The Limit Of (15A)
It’s often said that modern bank robbers don’t go into buildings with their guns blazing anymore. No, they stand behind the counter in sharp suits clicking keys. In other words, they’re the banks themselves.
We all know how badly they behaved when they were throwing 100% mortgages at people during Ireland’s boom years. After the bubble burst, they re-possessed houses when people went into negative equity.
In this tense and unusual film, bank official James Allen (Laurence O’Fuarain) decides to do something about the corporate callousness after he’s told to decline a loan to a woman whose husband has a brain tumour. The man wants to go to America for treatment as his health cover isn’t sufficient here. His daughter Alison actually works in the bank. That makes the refusal even more callous.
Allen doesn’t seem to care. In fact he’s generally rude to Alison. But a fuse has been lit inside him.
Health problems afflict his own house when his mother suffers a stroke. Suddenly the former golden boy of the boom does a u-turn, deciding to hack into the bank’s encrypted files.
In an act of angry recklessness he reverses every decision that’s been made in the last five years regarding failed loan applications, giving them the green light instead.
This is an engrossing film full of atmospheric silences, Pinteresque pauses, confusing flashbacks and a shocking killing. There’s a mesmerising Tom Waits-style soundtrack from Mick Flannery.
It’s the directorial debut of Charlestown native Alan Mulligan, a bank official himself in a previous incarnation. He also had a hand in the producing and writing. He builds the tension towards Allen’s meltdown inspiringly.
O’Fuarain is like the young Brando, a powder keg waiting to explode. Sarah Carroll is equally impressive as Alison, a woman both intrigued and mystified by him as he embarks on his mission. When she cottons on to it, the plot takes a very interesting twist.
See this at all costs. It doesn’t make for easy viewing. Mulligan mixes scenes of trauma and sensitivity seamlessly as the film hurtles towards its climax, i.e. the day when the bank discovers its files have been surreptitiously doctored.
There’s a lot of pain on view but Mulligan doesn’t wallow in it. He just presents it as a fact of life for his beleaguered cast. They keep a tight rein on their emotions for most of the time but the tension is palpable.

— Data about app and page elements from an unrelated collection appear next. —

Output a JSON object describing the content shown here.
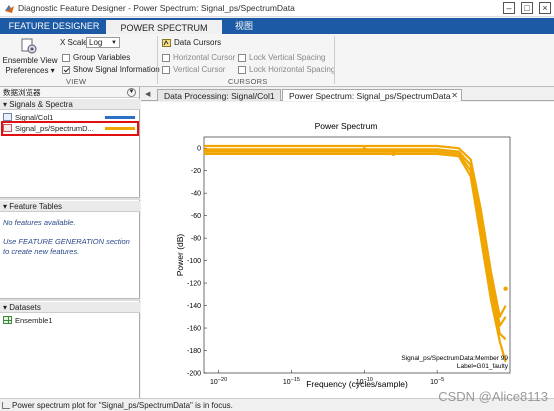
{
  "window": {
    "title": "Diagnostic Feature Designer - Power Spectrum: Signal_ps/SpectrumData"
  },
  "ribbon_tabs": [
    {
      "label": "FEATURE DESIGNER"
    },
    {
      "label": "POWER SPECTRUM"
    },
    {
      "label": "视图"
    }
  ],
  "ribbon": {
    "ensemble_view": {
      "line1": "Ensemble View",
      "line2": "Preferences ▾"
    },
    "x_scale": {
      "label": "X Scale",
      "value": "Log"
    },
    "group_variables": "Group Variables",
    "show_signal_info": "Show Signal Information",
    "view_group_title": "VIEW",
    "data_cursors": "Data Cursors",
    "horizontal_cursor": "Horizontal Cursor",
    "vertical_cursor": "Vertical Cursor",
    "lock_vertical": "Lock Vertical Spacing",
    "lock_horizontal": "Lock Horizontal Spacing",
    "cursors_group_title": "CURSORS"
  },
  "left": {
    "browser_title": "数据浏览器",
    "signals_header": "Signals & Spectra",
    "signals": [
      {
        "label": "Signal/Col1",
        "color": "#2f6fc6"
      },
      {
        "label": "Signal_ps/SpectrumD...",
        "color": "#f0a500"
      }
    ],
    "feature_tables_header": "Feature Tables",
    "no_features": "No features available.",
    "use_fg_line1": "Use FEATURE GENERATION section",
    "use_fg_line2": "to create new features.",
    "datasets_header": "Datasets",
    "dataset": "Ensemble1"
  },
  "doc_tabs": [
    {
      "label": "Data Processing: Signal/Col1"
    },
    {
      "label": "Power Spectrum: Signal_ps/SpectrumData"
    }
  ],
  "plot": {
    "title": "Power Spectrum",
    "xlabel": "Frequency (cycles/sample)",
    "ylabel": "Power (dB)",
    "info_line1": "Signal_ps/SpectrumData:Member 99",
    "info_line2": "Label=G01_faulty"
  },
  "chart_data": {
    "type": "line",
    "title": "Power Spectrum",
    "xlabel": "Frequency (cycles/sample)",
    "ylabel": "Power (dB)",
    "x_scale": "log",
    "xlim": [
      1e-21,
      1
    ],
    "ylim": [
      -200,
      10
    ],
    "x_ticks": [
      "10^-20",
      "10^-15",
      "10^-10",
      "10^-5"
    ],
    "y_ticks": [
      -200,
      -180,
      -160,
      -140,
      -120,
      -100,
      -80,
      -60,
      -40,
      -20,
      0
    ],
    "series_color": "#f0a500",
    "series": [
      {
        "x": [
          1e-21,
          1e-16,
          1e-11,
          1e-07,
          1e-05,
          0.0003,
          0.002,
          0.01,
          0.05,
          0.2,
          0.5
        ],
        "values": [
          2,
          2,
          2,
          2,
          2,
          0,
          -10,
          -55,
          -110,
          -150,
          -140
        ]
      },
      {
        "x": [
          1e-21,
          1e-16,
          1e-11,
          1e-07,
          1e-05,
          0.0003,
          0.002,
          0.01,
          0.05,
          0.2,
          0.5
        ],
        "values": [
          -1,
          -1,
          -1,
          -1,
          -1,
          -3,
          -15,
          -60,
          -115,
          -158,
          -150
        ]
      },
      {
        "x": [
          1e-21,
          1e-16,
          1e-11,
          1e-07,
          1e-05,
          0.0003,
          0.002,
          0.01,
          0.05,
          0.2,
          0.5
        ],
        "values": [
          -3,
          -3,
          -3,
          -3,
          -3,
          -5,
          -20,
          -70,
          -125,
          -165,
          -170
        ]
      },
      {
        "x": [
          1e-21,
          1e-16,
          1e-11,
          1e-07,
          1e-05,
          0.0003,
          0.002,
          0.01,
          0.05,
          0.2,
          0.5
        ],
        "values": [
          -5,
          -5,
          -5,
          -5,
          -5,
          -7,
          -25,
          -80,
          -135,
          -172,
          -190
        ]
      }
    ],
    "markers": [
      {
        "x": 1e-10,
        "y": -1
      },
      {
        "x": 1e-08,
        "y": -5
      },
      {
        "x": 0.5,
        "y": -125
      }
    ]
  },
  "status": {
    "text": "Power spectrum plot for \"Signal_ps/SpectrumData\" is in focus."
  },
  "watermark": "CSDN @Alice8113"
}
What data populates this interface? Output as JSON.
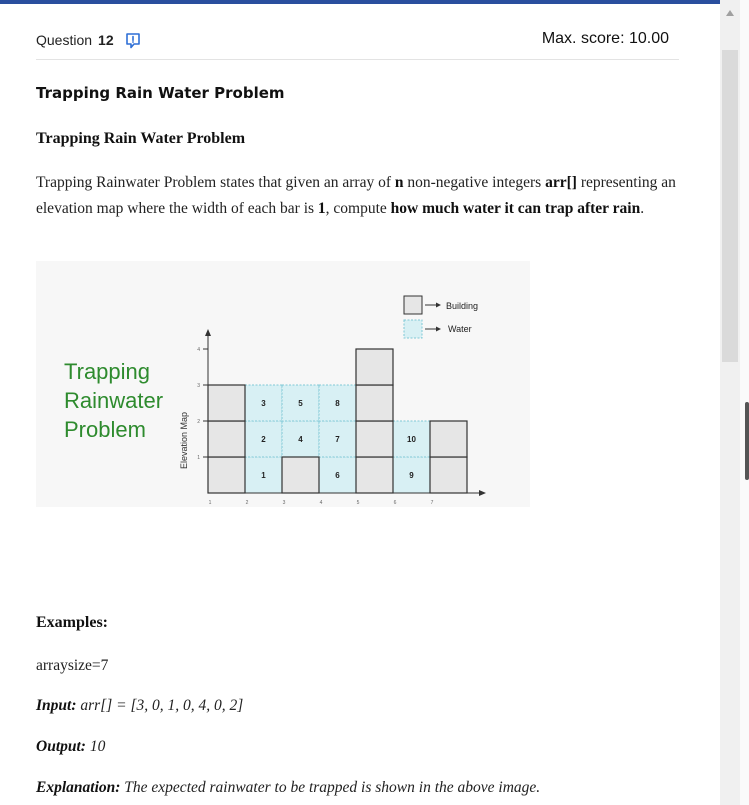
{
  "question": {
    "label": "Question",
    "number": "12",
    "max_score": "Max. score: 10.00",
    "title": "Trapping Rain Water Problem"
  },
  "problem": {
    "heading": "Trapping Rain Water Problem",
    "desc_part1": "Trapping Rainwater Problem states that given an array of ",
    "desc_n": "n",
    "desc_part2": " non-negative integers ",
    "desc_arr": "arr[]",
    "desc_part3": " representing an elevation map where the width of each bar is ",
    "desc_one": "1",
    "desc_part4": ", compute ",
    "desc_bold_end": "how much water it can trap after rain",
    "desc_period": "."
  },
  "figure": {
    "title_line1": "Trapping",
    "title_line2": "Rainwater",
    "title_line3": "Problem",
    "y_axis_label": "Elevation Map",
    "legend_building": "Building",
    "legend_water": "Water",
    "heights": [
      3,
      0,
      1,
      0,
      4,
      0,
      2
    ],
    "water_labels": [
      "1",
      "2",
      "3",
      "4",
      "5",
      "6",
      "7",
      "8",
      "9",
      "10"
    ],
    "y_ticks": [
      "1",
      "2",
      "3",
      "4"
    ],
    "x_ticks": [
      "1",
      "2",
      "3",
      "4",
      "5",
      "6",
      "7"
    ],
    "colors": {
      "title_green": "#2e8b2e",
      "building_fill": "#e6e6e6",
      "water_fill": "#d8f0f4",
      "water_border": "#7fc8d6"
    }
  },
  "examples": {
    "heading": "Examples:",
    "arraysize": "arraysize=7",
    "input_label": "Input:",
    "input_value": " arr[] = [3, 0, 1, 0, 4, 0, 2]",
    "output_label": "Output:",
    "output_value": " 10",
    "explanation_label": "Explanation:",
    "explanation_value": " The expected rainwater to be trapped is shown in the above image."
  }
}
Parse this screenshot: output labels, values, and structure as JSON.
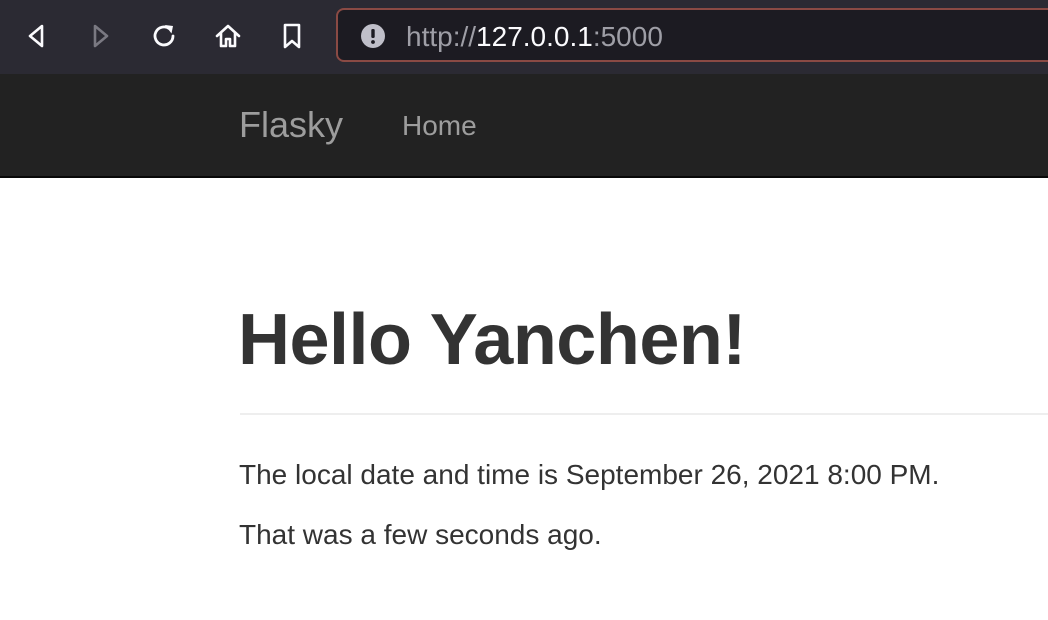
{
  "browser": {
    "url_scheme": "http://",
    "url_host": "127.0.0.1",
    "url_port": ":5000",
    "icons": {
      "back": "back-arrow-icon",
      "forward": "forward-arrow-icon",
      "reload": "reload-icon",
      "home": "home-icon",
      "bookmark": "bookmark-icon",
      "site_info": "insecure-warning-icon"
    },
    "colors": {
      "toolbar_bg": "#2b2a33",
      "urlbar_bg": "#1c1b22",
      "urlbar_border": "#8a4a44"
    }
  },
  "navbar": {
    "brand": "Flasky",
    "links": [
      {
        "label": "Home"
      }
    ],
    "colors": {
      "bg": "#222222",
      "text": "#9d9d9d"
    }
  },
  "main": {
    "title": "Hello Yanchen!",
    "paragraphs": [
      "The local date and time is September 26, 2021 8:00 PM.",
      "That was a few seconds ago."
    ],
    "colors": {
      "text": "#333333"
    }
  }
}
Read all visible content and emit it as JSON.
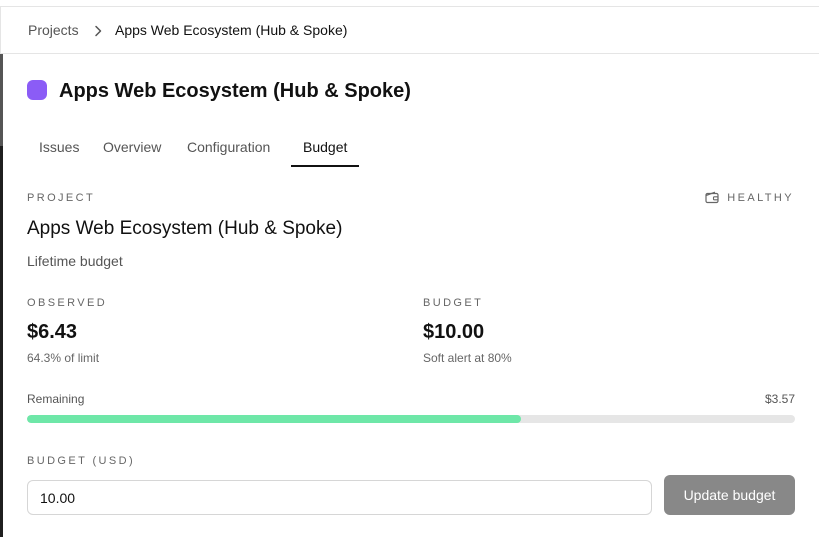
{
  "breadcrumb": {
    "root": "Projects",
    "current": "Apps Web Ecosystem (Hub & Spoke)"
  },
  "header": {
    "title": "Apps Web Ecosystem (Hub & Spoke)",
    "swatch_color": "#8b5cf6"
  },
  "tabs": [
    {
      "label": "Issues",
      "active": false
    },
    {
      "label": "Overview",
      "active": false
    },
    {
      "label": "Configuration",
      "active": false
    },
    {
      "label": "Budget",
      "active": true
    }
  ],
  "budget_panel": {
    "section_label": "PROJECT",
    "status": "HEALTHY",
    "status_icon": "wallet-icon",
    "project_name": "Apps Web Ecosystem (Hub & Spoke)",
    "budget_type": "Lifetime budget",
    "observed": {
      "label": "OBSERVED",
      "value": "$6.43",
      "sub": "64.3% of limit"
    },
    "budget": {
      "label": "BUDGET",
      "value": "$10.00",
      "sub": "Soft alert at 80%"
    },
    "remaining": {
      "label": "Remaining",
      "value": "$3.57"
    },
    "progress": {
      "fraction": 0.643,
      "color": "#6ee7a8"
    },
    "form": {
      "label": "BUDGET (USD)",
      "input_value": "10.00",
      "button_label": "Update budget"
    }
  }
}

It’s like an elastic band waiting to snap.
I wasn’t familiar with either Carroll or O’Fuarain before I saw this but I’ll be looking out for them from now on. With a script that’s pared to the bone and a directing style that mirrors its minimalism, they capture the dark core of their characters without any special pleading. That makes the quiet final moments of the film resonate even more forcibly.
Mulligan said Nicholas Winding Refn’s Drive influenced it. See that too. It’s equally haunting.